Understanding Bladder Cancer

It's the 9th leading cause of cancer overall, but number 4 among men. Although bladder cancer is often regarded as an old man's disease, itcan hit at any age.

For many men, the first symptom of bladder cancer will be blood in their urine. This may be apparent, as a bright red or cola coloring, or microscopic and discovered in a urine analysis. Frequent and painful urination, as well as back and pelvic pain are other signs of the disease.

Happily, bladder cancer usually doesn't sneak up on you; it is frequently diagnosed at an early stage. There are, however, certain risk factors to be aware of – not that you can do anything about most of them.

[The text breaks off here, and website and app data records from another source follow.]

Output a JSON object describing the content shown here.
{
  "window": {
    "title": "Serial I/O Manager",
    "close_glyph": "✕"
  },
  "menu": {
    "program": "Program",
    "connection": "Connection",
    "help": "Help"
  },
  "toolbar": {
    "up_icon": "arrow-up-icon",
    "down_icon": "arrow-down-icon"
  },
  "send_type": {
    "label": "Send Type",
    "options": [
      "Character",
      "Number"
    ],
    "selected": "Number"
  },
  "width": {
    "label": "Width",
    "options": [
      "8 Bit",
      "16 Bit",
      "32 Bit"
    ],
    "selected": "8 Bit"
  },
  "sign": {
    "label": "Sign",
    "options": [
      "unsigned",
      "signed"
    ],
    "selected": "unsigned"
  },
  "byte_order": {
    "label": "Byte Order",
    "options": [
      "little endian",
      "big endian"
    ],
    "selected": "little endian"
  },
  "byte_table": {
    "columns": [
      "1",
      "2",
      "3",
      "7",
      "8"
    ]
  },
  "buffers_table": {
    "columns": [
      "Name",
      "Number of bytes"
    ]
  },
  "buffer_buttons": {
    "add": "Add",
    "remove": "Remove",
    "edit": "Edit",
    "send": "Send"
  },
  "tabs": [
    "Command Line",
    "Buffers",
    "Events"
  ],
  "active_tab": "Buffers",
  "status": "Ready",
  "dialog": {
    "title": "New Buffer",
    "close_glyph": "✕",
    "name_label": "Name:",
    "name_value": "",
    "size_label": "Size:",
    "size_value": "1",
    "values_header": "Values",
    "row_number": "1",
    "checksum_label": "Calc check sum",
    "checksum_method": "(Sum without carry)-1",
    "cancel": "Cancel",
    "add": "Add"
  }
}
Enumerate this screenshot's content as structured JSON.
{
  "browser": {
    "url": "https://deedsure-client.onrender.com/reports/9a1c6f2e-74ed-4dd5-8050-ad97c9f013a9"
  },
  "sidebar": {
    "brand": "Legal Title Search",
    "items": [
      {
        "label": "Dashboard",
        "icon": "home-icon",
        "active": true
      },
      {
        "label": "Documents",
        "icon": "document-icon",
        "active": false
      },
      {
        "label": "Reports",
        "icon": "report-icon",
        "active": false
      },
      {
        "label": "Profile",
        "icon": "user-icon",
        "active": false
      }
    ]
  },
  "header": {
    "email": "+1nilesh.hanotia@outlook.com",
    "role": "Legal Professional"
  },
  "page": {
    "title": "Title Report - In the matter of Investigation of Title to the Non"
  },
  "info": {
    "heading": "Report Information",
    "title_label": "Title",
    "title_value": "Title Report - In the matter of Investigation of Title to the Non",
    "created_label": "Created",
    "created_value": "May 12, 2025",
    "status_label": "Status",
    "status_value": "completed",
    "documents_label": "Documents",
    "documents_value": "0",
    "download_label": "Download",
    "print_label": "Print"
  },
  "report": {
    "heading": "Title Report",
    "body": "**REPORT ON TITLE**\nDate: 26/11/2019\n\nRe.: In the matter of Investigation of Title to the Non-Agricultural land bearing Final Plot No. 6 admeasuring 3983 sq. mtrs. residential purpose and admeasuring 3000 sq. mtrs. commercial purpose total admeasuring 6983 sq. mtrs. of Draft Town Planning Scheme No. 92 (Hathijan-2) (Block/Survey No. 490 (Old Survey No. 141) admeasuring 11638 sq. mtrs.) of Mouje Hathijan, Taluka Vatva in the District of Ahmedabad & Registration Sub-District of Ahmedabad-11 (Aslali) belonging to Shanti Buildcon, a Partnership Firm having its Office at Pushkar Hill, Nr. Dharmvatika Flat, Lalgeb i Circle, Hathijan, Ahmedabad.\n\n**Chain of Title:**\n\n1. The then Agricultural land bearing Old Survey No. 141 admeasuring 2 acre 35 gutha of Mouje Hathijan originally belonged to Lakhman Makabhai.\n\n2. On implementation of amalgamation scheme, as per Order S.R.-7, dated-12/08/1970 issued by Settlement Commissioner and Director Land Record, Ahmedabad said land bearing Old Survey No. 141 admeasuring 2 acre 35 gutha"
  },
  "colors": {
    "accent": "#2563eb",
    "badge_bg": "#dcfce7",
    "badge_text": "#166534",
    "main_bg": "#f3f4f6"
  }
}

For instance, men are more likely to contract it, and white men are at a higher risk than any other race. If you were previously treated with the anti-cancer drug cyclophosphamide or the diabetes medication pioglitazone, you are at a higher risk for bladder cancer. If you have suffered from repeated urinary infections or inflammations as might result from prolonged use of a catheter, you are also at a higher risk. So, too, are men with a family or personal history of cancer.

About the only thing you can control that can lower your risk for bladder cancer is smoking. Smoking cigarettes, cigars or pipes canincrease your risk by generating harmful chemicals which accumulate in your urine. These chemicals can damage the lining of your bladder, which in turn raises your risk of cancer there.

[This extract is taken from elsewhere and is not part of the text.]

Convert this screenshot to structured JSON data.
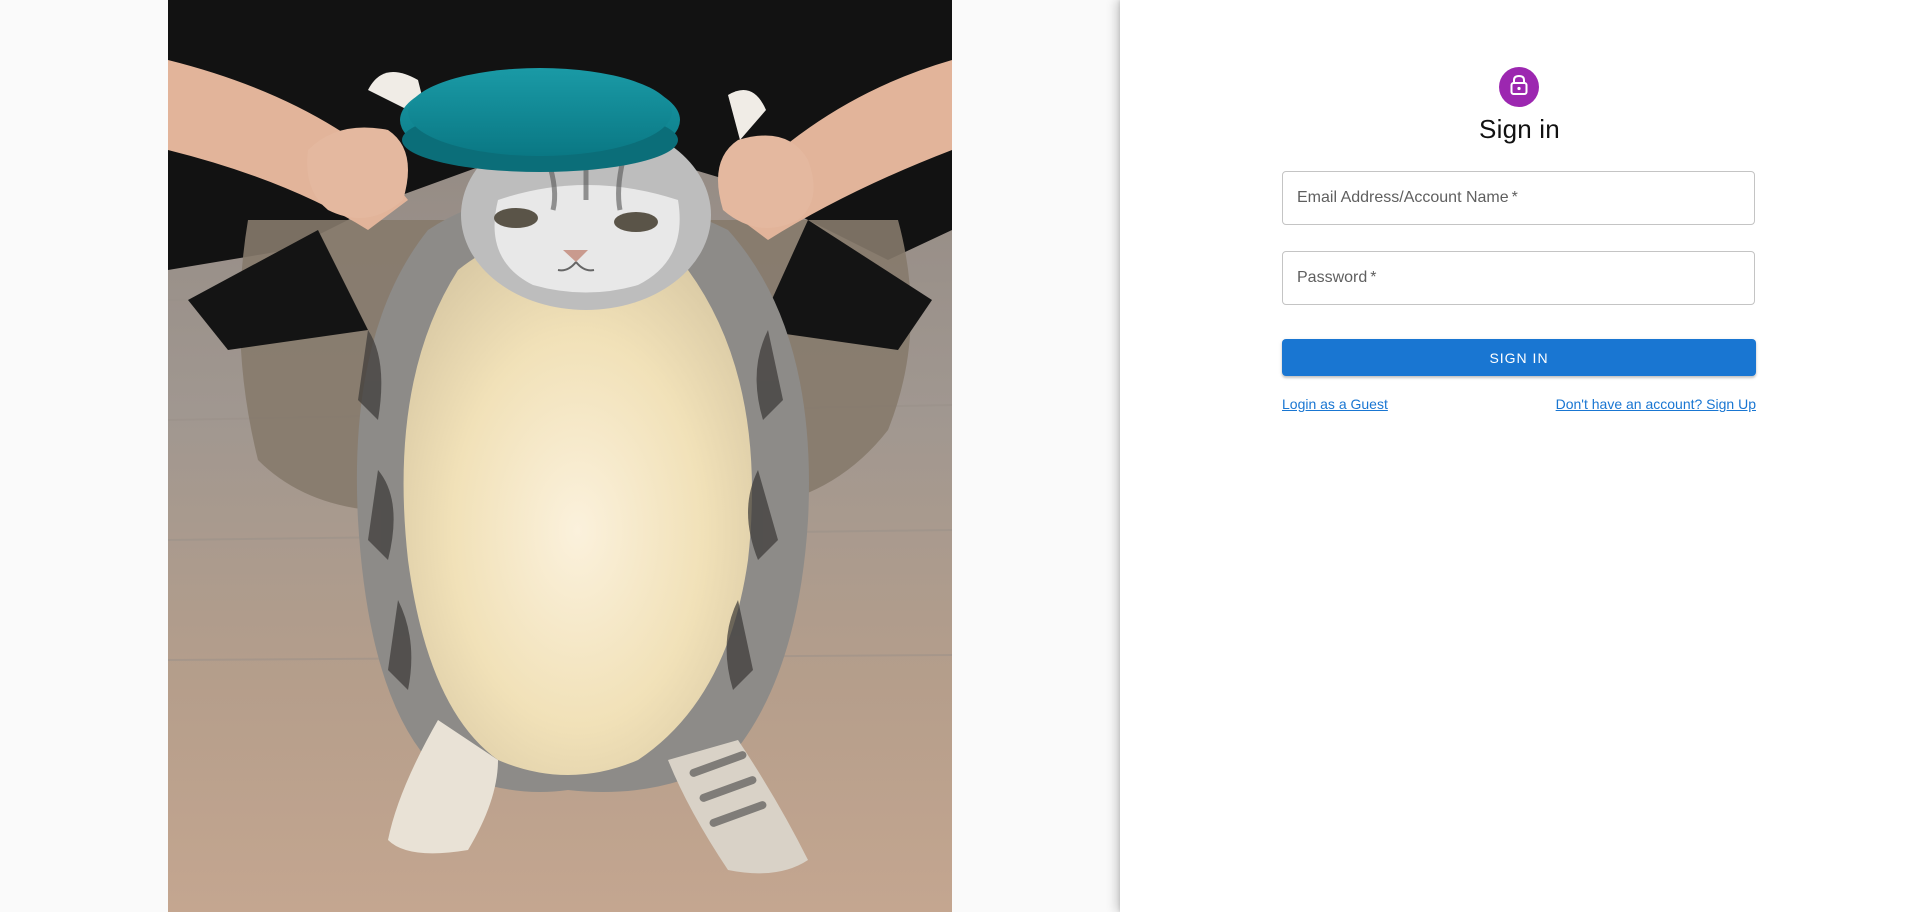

There are a few tools at your doctor's disposal to determine if you are suffering from bladder cancer. These include:

  • A cytoscopy, in which a tube is inserted through your urethra through which your doctor can take a look around the inside of your urethra and bladder;
  • A biopsy, in which a cell sample is extracted via the same kind of tube used during a cytoscopy and analyzed;
  • Standard imaging tests, such as a magnetic resonance imaging (MRI) scan, a computerized tomography (CT) scan, or a pyelogram, which uses an injected dye to highlight your kidneys, ureters and bladder;
  • Or a simple urine sample

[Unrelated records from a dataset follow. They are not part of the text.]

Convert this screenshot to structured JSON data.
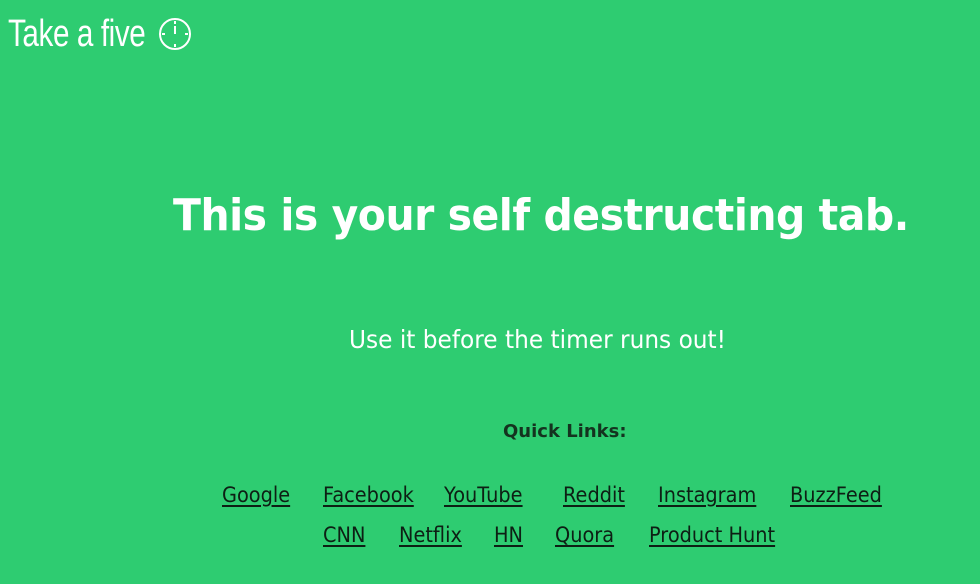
{
  "brand": {
    "title": "Take a five",
    "icon": "timer-icon"
  },
  "main": {
    "headline": "This is your self destructing tab.",
    "subline": "Use it before the timer runs out!"
  },
  "quick_links": {
    "title": "Quick Links:",
    "row1": [
      "Google",
      "Facebook",
      "YouTube",
      "Reddit",
      "Instagram",
      "BuzzFeed"
    ],
    "row2": [
      "CNN",
      "Netflix",
      "HN",
      "Quora",
      "Product Hunt"
    ]
  },
  "colors": {
    "background": "#2ecc71",
    "text_primary": "#ffffff",
    "text_dark": "#0d1f14"
  }
}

Following confirmation of bladder cancer from any of these initial tests, your doctor will schedule treatment determined by the stage of the cancer. Non-surgical options for early-stage bladder cancer include the biological therapy drugs bacille Calmette-Guerin and a synthetic version of interferon. The first is also used in tuberculosis vaccines and the latter is a protein your immune system makes to help fight infections.